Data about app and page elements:
[Start of section]

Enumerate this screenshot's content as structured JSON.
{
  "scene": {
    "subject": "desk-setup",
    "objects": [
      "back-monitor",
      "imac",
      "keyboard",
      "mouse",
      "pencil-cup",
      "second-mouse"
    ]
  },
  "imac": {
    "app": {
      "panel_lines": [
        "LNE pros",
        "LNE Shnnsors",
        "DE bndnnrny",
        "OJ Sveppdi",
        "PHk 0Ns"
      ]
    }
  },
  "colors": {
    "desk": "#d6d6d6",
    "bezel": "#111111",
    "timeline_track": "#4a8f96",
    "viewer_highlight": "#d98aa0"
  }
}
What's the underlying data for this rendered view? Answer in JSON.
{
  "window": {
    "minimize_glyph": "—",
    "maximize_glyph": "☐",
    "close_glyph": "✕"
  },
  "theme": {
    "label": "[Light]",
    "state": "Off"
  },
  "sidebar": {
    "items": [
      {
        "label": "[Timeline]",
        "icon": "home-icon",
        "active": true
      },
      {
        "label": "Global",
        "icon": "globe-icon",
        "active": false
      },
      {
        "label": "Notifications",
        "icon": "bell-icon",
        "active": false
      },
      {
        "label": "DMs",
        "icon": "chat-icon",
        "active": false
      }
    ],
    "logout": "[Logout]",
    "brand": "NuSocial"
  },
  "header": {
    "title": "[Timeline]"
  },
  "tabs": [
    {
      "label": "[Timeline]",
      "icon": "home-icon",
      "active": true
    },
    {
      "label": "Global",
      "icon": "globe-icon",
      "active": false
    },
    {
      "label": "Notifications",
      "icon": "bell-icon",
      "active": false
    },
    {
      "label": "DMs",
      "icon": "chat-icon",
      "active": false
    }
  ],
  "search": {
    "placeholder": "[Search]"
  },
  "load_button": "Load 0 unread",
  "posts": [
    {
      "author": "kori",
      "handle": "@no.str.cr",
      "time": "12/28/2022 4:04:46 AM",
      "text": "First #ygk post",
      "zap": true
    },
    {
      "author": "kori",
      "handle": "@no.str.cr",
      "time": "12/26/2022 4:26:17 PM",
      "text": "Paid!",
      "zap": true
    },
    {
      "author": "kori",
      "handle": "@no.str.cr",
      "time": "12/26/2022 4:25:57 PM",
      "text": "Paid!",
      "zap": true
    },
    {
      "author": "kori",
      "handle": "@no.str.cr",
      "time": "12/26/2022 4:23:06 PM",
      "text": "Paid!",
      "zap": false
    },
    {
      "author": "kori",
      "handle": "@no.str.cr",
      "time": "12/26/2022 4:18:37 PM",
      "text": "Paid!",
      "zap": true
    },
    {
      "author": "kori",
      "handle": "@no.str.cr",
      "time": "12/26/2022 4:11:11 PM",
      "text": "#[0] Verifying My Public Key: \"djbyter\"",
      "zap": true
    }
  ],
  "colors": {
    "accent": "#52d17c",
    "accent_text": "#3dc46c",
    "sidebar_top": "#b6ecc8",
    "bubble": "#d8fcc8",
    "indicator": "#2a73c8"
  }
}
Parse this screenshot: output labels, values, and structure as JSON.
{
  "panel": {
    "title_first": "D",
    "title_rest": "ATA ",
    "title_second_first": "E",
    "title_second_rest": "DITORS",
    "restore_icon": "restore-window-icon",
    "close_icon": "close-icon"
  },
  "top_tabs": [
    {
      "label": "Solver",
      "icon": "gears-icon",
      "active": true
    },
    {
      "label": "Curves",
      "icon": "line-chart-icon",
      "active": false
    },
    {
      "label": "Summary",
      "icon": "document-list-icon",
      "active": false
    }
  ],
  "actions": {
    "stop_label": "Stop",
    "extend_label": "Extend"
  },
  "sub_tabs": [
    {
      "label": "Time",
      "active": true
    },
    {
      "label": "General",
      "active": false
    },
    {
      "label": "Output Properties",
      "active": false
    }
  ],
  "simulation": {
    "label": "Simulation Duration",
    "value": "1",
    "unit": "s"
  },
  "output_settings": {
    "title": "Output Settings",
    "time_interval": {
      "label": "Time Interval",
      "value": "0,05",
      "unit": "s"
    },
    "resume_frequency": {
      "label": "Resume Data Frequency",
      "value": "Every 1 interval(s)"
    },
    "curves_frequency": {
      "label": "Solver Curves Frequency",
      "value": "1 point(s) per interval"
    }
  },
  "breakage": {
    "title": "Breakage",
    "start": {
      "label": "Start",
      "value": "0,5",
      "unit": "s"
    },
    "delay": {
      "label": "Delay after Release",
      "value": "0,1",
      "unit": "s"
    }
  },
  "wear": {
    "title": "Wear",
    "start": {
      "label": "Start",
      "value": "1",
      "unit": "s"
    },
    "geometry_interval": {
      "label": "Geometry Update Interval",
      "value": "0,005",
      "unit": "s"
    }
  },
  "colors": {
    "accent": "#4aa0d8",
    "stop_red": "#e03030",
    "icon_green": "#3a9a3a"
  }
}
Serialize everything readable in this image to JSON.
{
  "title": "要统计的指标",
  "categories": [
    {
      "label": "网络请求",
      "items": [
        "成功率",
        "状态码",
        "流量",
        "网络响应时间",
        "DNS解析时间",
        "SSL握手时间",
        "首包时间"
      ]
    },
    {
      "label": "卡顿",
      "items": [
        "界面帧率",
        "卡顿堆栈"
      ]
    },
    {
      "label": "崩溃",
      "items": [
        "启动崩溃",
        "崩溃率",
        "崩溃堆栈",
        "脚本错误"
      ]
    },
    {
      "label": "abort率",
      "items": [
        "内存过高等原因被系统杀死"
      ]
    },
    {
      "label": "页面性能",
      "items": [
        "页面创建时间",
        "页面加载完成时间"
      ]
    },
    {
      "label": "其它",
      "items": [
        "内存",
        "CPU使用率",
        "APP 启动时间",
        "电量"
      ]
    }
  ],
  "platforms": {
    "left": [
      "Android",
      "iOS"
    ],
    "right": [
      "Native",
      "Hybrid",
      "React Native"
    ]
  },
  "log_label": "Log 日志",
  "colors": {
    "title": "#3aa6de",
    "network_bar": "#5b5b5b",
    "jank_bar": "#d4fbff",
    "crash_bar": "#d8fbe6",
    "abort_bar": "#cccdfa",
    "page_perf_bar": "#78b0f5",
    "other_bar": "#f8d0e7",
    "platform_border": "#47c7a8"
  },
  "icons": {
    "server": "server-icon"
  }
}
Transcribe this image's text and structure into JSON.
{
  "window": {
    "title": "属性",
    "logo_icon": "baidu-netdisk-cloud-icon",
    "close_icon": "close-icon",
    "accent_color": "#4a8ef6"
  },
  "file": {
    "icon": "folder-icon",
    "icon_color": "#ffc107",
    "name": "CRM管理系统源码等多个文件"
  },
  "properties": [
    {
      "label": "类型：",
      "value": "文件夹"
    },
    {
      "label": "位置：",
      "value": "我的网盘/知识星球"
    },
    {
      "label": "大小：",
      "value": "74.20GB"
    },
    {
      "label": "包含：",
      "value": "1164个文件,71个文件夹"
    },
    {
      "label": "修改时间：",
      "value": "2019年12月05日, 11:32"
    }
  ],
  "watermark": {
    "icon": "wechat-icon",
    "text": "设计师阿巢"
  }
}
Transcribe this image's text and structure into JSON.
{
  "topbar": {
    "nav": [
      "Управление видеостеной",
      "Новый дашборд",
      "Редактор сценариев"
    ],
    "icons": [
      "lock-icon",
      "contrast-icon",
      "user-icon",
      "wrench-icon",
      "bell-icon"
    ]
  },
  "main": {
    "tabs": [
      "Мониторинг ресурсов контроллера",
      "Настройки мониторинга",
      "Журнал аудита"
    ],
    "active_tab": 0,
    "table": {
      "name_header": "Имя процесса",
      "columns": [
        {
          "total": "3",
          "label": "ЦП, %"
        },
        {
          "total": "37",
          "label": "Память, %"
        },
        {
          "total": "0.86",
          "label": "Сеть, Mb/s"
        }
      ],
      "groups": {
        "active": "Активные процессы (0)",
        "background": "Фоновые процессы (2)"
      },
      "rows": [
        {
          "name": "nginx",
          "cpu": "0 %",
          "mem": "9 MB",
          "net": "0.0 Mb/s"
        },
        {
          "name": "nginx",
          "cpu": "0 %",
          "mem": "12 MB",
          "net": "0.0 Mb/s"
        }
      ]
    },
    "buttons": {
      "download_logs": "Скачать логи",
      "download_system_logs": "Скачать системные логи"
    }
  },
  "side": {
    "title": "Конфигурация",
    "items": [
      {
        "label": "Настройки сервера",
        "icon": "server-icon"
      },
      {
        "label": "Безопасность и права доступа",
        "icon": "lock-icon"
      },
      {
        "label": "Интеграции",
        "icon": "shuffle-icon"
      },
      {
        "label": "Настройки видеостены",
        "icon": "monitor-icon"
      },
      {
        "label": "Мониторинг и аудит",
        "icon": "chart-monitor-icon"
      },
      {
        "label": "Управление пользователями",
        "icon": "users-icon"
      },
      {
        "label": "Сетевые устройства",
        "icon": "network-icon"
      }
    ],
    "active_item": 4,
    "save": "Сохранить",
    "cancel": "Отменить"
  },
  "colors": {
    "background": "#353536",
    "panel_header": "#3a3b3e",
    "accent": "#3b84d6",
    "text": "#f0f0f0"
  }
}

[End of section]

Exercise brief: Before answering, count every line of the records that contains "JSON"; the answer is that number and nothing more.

Finished exercise: 6